Lack of scientific expertise in Parliament
The cabinet is still predominantly ex-public school and male and in the composition of the new parliament of around 650 MPs, only a very tiny minority will have any significant scientific/engineering background and hence technical knowledge. I believe that in the last parliament there was only one science-based PhD and, in the current batch the picture is probably even worse.
This critical absence of technical expertise is, to my mind, extremely worrying as the quality of the future will be dependent on implementing long term, technically-based measures determined by the overwhelming need to reduce carbon.
The mammoths in the room are climate change and resource depletion and yet these topics received barely a mention in the debates leading up to the 2015 general election. These and related areas will determine, not only the future shape of the Labour party but that of the whole world and these should be the dominant themes in the current and future debates.
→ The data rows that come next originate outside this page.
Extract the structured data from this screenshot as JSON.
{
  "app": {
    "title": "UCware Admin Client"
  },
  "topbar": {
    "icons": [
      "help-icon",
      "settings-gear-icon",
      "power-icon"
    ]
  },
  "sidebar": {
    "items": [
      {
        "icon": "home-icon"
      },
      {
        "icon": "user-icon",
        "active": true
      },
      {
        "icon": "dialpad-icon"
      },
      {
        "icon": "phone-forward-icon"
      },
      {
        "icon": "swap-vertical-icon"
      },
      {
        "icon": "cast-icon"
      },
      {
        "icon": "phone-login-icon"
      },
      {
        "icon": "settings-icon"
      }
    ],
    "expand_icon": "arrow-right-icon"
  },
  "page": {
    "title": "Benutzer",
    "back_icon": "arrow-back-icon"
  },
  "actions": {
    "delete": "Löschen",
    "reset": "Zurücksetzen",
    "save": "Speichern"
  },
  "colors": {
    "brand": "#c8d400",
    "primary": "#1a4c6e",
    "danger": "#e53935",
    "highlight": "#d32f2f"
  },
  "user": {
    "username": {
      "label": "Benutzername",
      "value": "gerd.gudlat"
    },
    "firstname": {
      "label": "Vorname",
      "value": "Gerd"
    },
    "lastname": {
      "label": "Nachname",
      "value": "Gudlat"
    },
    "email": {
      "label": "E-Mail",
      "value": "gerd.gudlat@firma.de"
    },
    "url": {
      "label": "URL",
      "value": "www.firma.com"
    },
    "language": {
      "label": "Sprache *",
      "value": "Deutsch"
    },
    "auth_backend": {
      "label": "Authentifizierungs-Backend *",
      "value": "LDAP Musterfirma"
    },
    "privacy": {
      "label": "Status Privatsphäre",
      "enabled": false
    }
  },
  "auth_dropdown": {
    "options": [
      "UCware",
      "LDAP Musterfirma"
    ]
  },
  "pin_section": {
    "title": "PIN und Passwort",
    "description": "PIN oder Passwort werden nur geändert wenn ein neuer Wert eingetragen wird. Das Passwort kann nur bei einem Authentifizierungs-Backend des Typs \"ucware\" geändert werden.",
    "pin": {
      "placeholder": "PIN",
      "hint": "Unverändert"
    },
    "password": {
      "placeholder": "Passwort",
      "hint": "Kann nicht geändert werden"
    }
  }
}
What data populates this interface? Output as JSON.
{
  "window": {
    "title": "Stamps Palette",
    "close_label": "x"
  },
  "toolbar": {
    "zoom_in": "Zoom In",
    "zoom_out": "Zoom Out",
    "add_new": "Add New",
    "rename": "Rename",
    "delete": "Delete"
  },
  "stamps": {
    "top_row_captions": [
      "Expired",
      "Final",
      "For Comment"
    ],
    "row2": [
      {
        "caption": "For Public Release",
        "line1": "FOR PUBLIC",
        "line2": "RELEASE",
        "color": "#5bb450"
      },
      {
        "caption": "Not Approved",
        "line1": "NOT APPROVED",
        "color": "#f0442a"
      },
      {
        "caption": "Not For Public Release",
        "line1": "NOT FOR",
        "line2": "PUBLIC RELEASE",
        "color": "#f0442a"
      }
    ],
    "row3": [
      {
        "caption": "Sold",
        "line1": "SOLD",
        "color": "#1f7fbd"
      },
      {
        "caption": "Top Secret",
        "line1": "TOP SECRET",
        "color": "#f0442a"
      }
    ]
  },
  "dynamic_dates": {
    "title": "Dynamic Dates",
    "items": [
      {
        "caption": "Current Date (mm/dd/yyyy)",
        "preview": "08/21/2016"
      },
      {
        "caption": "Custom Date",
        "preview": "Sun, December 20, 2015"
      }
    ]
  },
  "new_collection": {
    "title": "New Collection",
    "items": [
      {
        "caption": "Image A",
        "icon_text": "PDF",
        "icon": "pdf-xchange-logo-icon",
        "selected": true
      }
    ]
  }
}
When asked to define the most challenging aspect of his political life, Harold McMillan stated:
” Events dear boy, events”
This was a very wise statement and with the increasing manifestation of
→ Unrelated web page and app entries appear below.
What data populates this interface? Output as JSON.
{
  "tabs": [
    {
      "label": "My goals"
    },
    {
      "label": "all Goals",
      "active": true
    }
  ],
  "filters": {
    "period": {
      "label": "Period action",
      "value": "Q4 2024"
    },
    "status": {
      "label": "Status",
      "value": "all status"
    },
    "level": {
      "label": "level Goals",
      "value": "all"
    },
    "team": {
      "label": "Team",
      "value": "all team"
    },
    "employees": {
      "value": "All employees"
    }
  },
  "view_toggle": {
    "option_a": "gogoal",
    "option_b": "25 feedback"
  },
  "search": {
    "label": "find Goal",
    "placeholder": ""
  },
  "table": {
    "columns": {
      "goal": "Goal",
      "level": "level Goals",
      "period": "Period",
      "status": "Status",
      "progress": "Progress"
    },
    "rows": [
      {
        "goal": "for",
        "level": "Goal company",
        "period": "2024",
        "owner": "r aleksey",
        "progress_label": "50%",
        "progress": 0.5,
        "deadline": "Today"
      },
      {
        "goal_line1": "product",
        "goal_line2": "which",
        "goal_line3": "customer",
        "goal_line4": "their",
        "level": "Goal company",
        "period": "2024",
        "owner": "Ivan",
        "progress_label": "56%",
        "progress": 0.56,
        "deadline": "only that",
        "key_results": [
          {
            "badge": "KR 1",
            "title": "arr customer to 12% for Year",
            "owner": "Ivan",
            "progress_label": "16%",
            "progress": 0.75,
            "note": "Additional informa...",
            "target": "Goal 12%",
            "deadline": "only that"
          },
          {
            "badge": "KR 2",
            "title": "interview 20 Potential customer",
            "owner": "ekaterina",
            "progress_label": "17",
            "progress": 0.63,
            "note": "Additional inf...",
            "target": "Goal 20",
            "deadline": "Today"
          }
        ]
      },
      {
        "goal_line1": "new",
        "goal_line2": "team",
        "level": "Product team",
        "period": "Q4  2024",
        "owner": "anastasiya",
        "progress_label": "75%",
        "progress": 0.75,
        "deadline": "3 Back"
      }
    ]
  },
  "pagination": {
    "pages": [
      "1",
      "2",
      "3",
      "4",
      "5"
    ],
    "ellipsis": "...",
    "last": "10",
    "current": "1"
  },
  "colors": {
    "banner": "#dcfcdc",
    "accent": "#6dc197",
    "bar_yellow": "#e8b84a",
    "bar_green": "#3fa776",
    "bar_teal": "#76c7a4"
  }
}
climate change in the UK as well as throughout the world, related events will become ever-more predominant in political life. The difficult, if not impossible task, is to predict the exact time it will take for the reality of climate change and resource depletion to have a significant impact on the electorate.
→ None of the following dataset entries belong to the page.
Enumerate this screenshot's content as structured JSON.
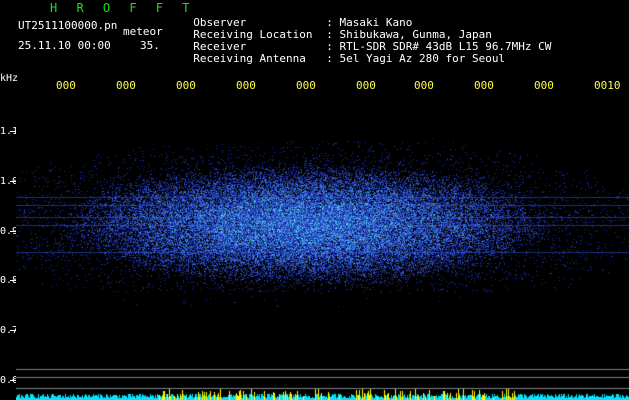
{
  "header": {
    "station_title": "H R O F F T",
    "filename": "UT2511100000.pn",
    "type_label": "meteor",
    "datetime": "25.11.10 00:00",
    "count": "35."
  },
  "info": [
    {
      "key": "Observer",
      "value": ": Masaki Kano"
    },
    {
      "key": "Receiving Location",
      "value": ": Shibukawa, Gunma, Japan"
    },
    {
      "key": "Receiver",
      "value": ": RTL-SDR SDR# 43dB L15 96.7MHz CW"
    },
    {
      "key": "Receiving Antenna",
      "value": ": 5el Yagi Az 280 for Seoul"
    }
  ],
  "axes": {
    "y_unit": "kHz",
    "y_ticks": [
      "1.1",
      "1.0",
      "0.9",
      "0.8",
      "0.7",
      "0.6"
    ],
    "x_ticks": [
      "000",
      "000",
      "000",
      "000",
      "000",
      "000",
      "000",
      "000",
      "000",
      "0010"
    ]
  },
  "colors": {
    "background": "#000000",
    "title": "#19e019",
    "text": "#ffffff",
    "x_ticks": "#ffff44",
    "signal_low": "#1030c0",
    "signal_high": "#40ffff",
    "baseline": "#00e5ff",
    "meteor_spikes": "#ffff00"
  }
}
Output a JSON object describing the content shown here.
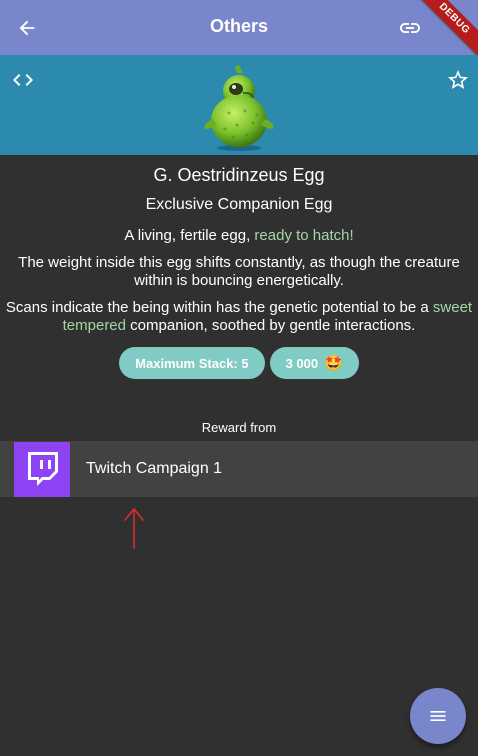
{
  "appbar": {
    "title": "Others",
    "back_icon": "arrow-back-icon",
    "link_icon": "link-icon",
    "share_icon": "share-icon",
    "debug_label": "DEBUG"
  },
  "banner": {
    "code_icon": "code-icon",
    "star_icon": "star-outline-icon",
    "image": "green-creature-egg-image"
  },
  "item": {
    "name": "G. Oestridinzeus Egg",
    "subtitle": "Exclusive Companion Egg",
    "desc1_pre": "A living, fertile egg, ",
    "desc1_hl": "ready to hatch!",
    "desc2": "The weight inside this egg shifts constantly, as though the creature within is bouncing energetically.",
    "desc3_pre": "Scans indicate the being within has the genetic potential to be a ",
    "desc3_hl": "sweet tempered",
    "desc3_post": " companion, soothed by gentle interactions.",
    "stack_label": "Maximum Stack: 5",
    "price_label": "3 000",
    "price_emoji": "🤩"
  },
  "reward": {
    "label": "Reward from",
    "source": "Twitch Campaign 1",
    "icon": "twitch-icon"
  },
  "fab": {
    "icon": "menu-icon"
  },
  "colors": {
    "appbar": "#7986cb",
    "banner": "#2b8aad",
    "background": "#303030",
    "highlight": "#a5d6a7",
    "chip": "#80cbc4",
    "twitch": "#8e44f5"
  }
}
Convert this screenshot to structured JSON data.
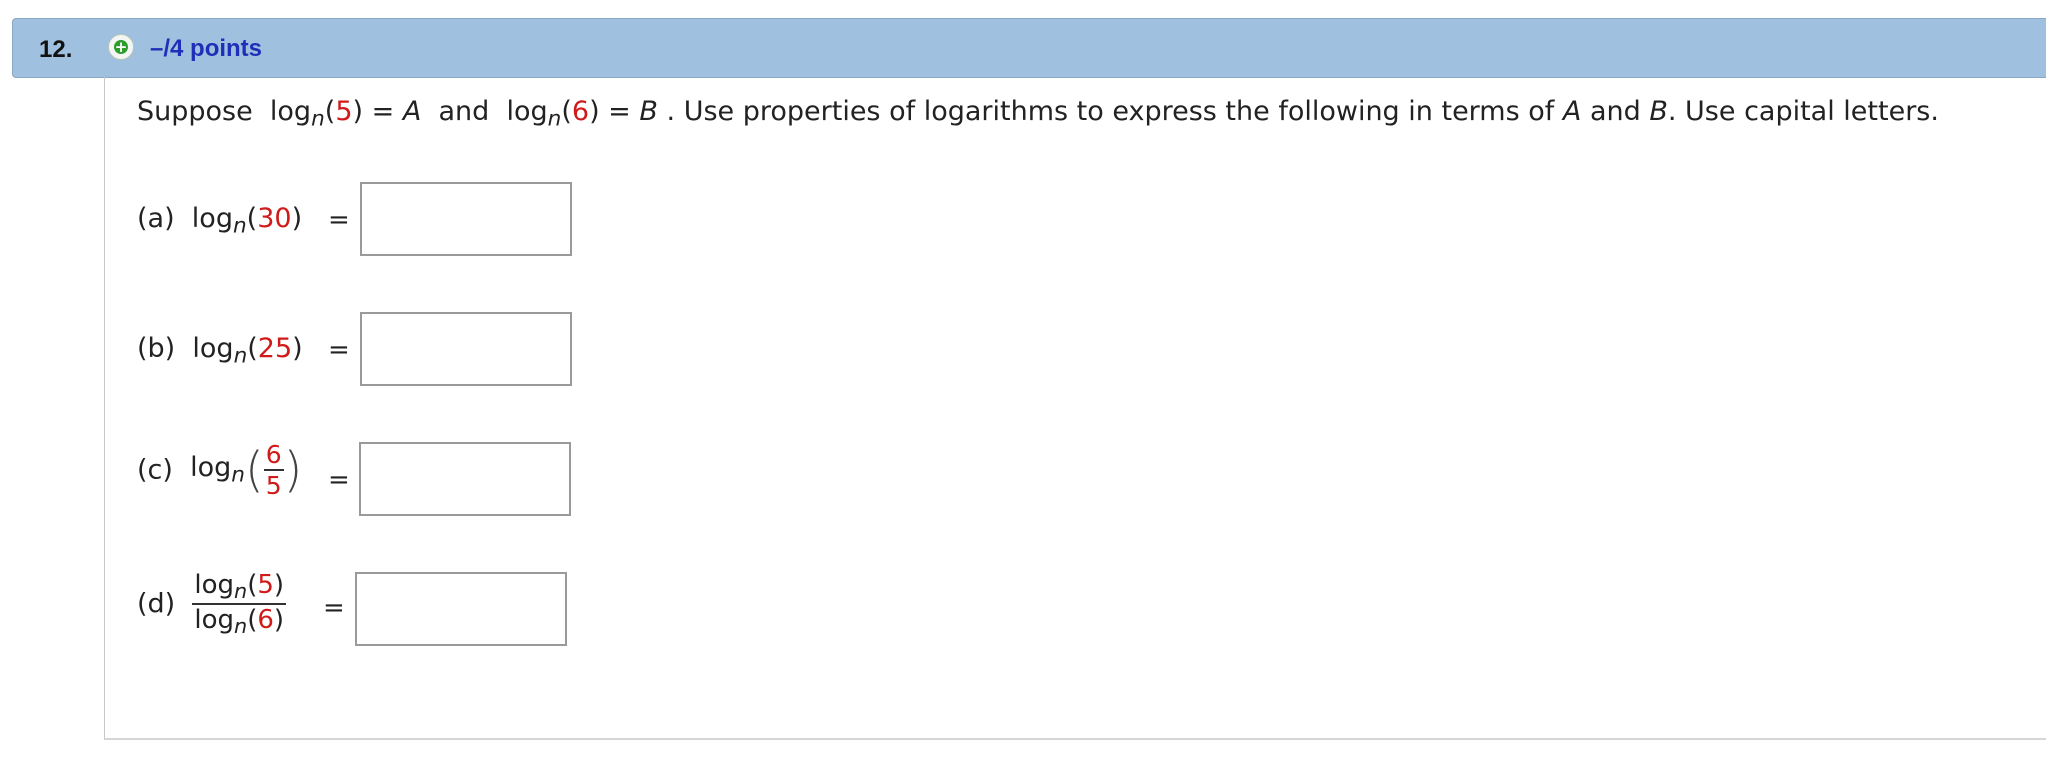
{
  "question": {
    "number": "12.",
    "points": "–/4 points"
  },
  "problem": {
    "pre1": "Suppose",
    "log": "log",
    "sub": "n",
    "lp": "(",
    "arg1": "5",
    "rp_eq": ") =",
    "var_a": "A",
    "and": "and",
    "arg2": "6",
    "var_b": "B",
    "rest1": ". Use properties of logarithms to express the following in terms of",
    "rest_a": "A",
    "rest_and": "and",
    "rest_b": "B",
    "rest2": ". Use capital letters."
  },
  "parts": [
    {
      "label": "(a)",
      "arg": "30",
      "equals": "="
    },
    {
      "label": "(b)",
      "arg": "25",
      "equals": "="
    },
    {
      "label": "(c)",
      "num": "6",
      "den": "5",
      "equals": "="
    },
    {
      "label": "(d)",
      "num_arg": "5",
      "den_arg": "6",
      "equals": "="
    }
  ],
  "answers": [
    "",
    "",
    "",
    ""
  ]
}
Currently, I believe we are all living in a “fools’ paradise”
The stark reality is that our present consumer driven economic system cannot provide the necessary long term solutions to these problems and this is why the Labour party must not seek short-term political gain by trying to emulate our existing system which seems to be based predominantly on the motivating force of personal greed.
The necessary changes cannot be achieved by short-term tinkering with the existing system
The majority realisation that there has to be a radical change could come in the next 5 years or it might take longer, but come it will.
In the meantime the Labour party, along with other like-minded groups, has to formulate detailed root and branch policies to provide a workable alternative to the present unsustainable system which is based on the growing consumption of ever diminishing raw materials and evermore carbon-based energy.
The Labour Party must provide the blueprint for a sustainable future and the sooner it sets its mind to this objective the better.
It might be useful to consider what could be some of the political priorities (in no particular order):
- Introduce a system of proportional representation and real federalisation within the UK.
- Increase substantially the proportion of female Labour candidates.
- Try and increase the proportion of candidates with a scientific/engineering background. Aim for engineers and scientists to be “on top” not just “on-tap”.
- Develop a series of independent technical workshops to inform MPs and other policy makers of the technical challenges that lie ahead.
- Set-up a parliamentary group to investigate comprehensively the impacts of climate change and resource depletion. For instance, to develop a full-scale recycling strategy
- Look to build a purpose-built parliament building in the Midlands and convert the existing parliament buildings into tourist attractions.
- Strengthen and expand the concept of a “Green Bank” to fund new businesses based of sustainable technologies.
- Electrify all urban transportation and develop battery recycling technologies.
- Strengthen and develop EC and other international ties.
These are just some of the many priorities that Labour will have to address, analyse and then formulate workable solutions. A far cry from today’s often trivial and somewhat irrelevant arguments
Date: Monday, 27 July, 2015, 16:03